→ Goal of the exercise
Quote all entries in full, exactly.

Records supplied: Begin

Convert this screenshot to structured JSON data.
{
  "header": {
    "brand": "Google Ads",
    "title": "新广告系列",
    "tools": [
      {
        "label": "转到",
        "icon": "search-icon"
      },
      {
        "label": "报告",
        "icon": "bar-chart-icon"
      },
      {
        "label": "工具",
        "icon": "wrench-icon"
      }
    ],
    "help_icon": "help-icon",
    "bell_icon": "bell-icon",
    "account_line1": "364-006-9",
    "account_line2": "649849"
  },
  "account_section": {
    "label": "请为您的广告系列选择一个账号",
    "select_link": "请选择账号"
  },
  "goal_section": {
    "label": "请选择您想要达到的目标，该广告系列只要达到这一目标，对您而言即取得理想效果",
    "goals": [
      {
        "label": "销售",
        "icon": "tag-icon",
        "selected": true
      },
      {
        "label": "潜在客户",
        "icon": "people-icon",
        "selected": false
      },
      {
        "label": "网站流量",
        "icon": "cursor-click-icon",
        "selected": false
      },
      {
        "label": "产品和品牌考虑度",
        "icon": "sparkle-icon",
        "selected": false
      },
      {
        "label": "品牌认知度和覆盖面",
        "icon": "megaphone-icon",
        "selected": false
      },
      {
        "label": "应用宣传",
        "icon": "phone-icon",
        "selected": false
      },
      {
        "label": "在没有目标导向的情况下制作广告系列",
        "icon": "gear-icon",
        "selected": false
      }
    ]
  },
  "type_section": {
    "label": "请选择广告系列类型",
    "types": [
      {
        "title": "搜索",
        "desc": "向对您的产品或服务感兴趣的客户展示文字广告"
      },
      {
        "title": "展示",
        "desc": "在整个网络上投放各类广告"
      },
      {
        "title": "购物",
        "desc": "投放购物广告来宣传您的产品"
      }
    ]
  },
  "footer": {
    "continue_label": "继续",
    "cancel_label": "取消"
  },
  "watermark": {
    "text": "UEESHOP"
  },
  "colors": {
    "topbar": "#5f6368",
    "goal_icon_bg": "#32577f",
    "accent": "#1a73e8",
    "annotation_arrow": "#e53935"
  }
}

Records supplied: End

→ Solved exercise
Convert this screenshot to structured JSON data.
{
  "header": {
    "brand": "Google Ads",
    "title": "新广告系列",
    "tools": [
      {
        "label": "转到",
        "icon": "search-icon"
      },
      {
        "label": "报告",
        "icon": "bar-chart-icon"
      },
      {
        "label": "工具",
        "icon": "wrench-icon"
      }
    ],
    "help_icon": "help-icon",
    "bell_icon": "bell-icon",
    "account_line1": "364-006-9",
    "account_line2": "649849"
  },
  "account_section": {
    "label": "请为您的广告系列选择一个账号",
    "select_link": "请选择账号"
  },
  "goal_section": {
    "label": "请选择您想要达到的目标，该广告系列只要达到这一目标，对您而言即取得理想效果",
    "goals": [
      {
        "label": "销售",
        "icon": "tag-icon",
        "selected": true
      },
      {
        "label": "潜在客户",
        "icon": "people-icon",
        "selected": false
      },
      {
        "label": "网站流量",
        "icon": "cursor-click-icon",
        "selected": false
      },
      {
        "label": "产品和品牌考虑度",
        "icon": "sparkle-icon",
        "selected": false
      },
      {
        "label": "品牌认知度和覆盖面",
        "icon": "megaphone-icon",
        "selected": false
      },
      {
        "label": "应用宣传",
        "icon": "phone-icon",
        "selected": false
      },
      {
        "label": "在没有目标导向的情况下制作广告系列",
        "icon": "gear-icon",
        "selected": false
      }
    ]
  },
  "type_section": {
    "label": "请选择广告系列类型",
    "types": [
      {
        "title": "搜索",
        "desc": "向对您的产品或服务感兴趣的客户展示文字广告"
      },
      {
        "title": "展示",
        "desc": "在整个网络上投放各类广告"
      },
      {
        "title": "购物",
        "desc": "投放购物广告来宣传您的产品"
      }
    ]
  },
  "footer": {
    "continue_label": "继续",
    "cancel_label": "取消"
  },
  "watermark": {
    "text": "UEESHOP"
  },
  "colors": {
    "topbar": "#5f6368",
    "goal_icon_bg": "#32577f",
    "accent": "#1a73e8",
    "annotation_arrow": "#e53935"
  }
}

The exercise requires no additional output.